● PROBLEM DESCRIPTION
Go through the data and tally the lines that hold the string "icon". Reply with the total alone.

Component data from apps and pages:
= Beginning of Section =
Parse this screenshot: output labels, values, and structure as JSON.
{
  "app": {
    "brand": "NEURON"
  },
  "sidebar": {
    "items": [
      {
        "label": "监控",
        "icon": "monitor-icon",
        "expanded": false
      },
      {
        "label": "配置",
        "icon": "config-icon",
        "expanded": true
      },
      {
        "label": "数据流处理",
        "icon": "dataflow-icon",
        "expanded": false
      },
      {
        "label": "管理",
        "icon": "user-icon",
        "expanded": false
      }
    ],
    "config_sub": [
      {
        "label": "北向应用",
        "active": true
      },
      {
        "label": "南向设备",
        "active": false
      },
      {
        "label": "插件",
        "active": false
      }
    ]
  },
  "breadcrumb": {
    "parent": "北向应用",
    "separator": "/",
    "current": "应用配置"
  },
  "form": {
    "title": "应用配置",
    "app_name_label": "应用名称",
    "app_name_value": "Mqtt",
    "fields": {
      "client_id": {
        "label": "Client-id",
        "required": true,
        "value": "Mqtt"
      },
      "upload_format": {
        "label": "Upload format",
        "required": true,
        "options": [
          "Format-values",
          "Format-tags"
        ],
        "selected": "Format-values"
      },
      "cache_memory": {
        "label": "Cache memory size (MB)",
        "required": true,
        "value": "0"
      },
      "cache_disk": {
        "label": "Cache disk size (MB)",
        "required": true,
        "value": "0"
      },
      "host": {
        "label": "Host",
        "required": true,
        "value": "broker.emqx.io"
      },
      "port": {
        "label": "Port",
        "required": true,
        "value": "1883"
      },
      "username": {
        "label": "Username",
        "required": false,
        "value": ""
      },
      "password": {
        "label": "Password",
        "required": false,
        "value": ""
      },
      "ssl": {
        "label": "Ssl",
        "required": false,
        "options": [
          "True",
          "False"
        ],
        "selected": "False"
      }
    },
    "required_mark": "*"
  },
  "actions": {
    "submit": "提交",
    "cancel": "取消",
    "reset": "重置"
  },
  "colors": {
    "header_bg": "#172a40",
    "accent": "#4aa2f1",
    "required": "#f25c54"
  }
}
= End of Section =
● SOLUTION TO THIS EXERCISE
4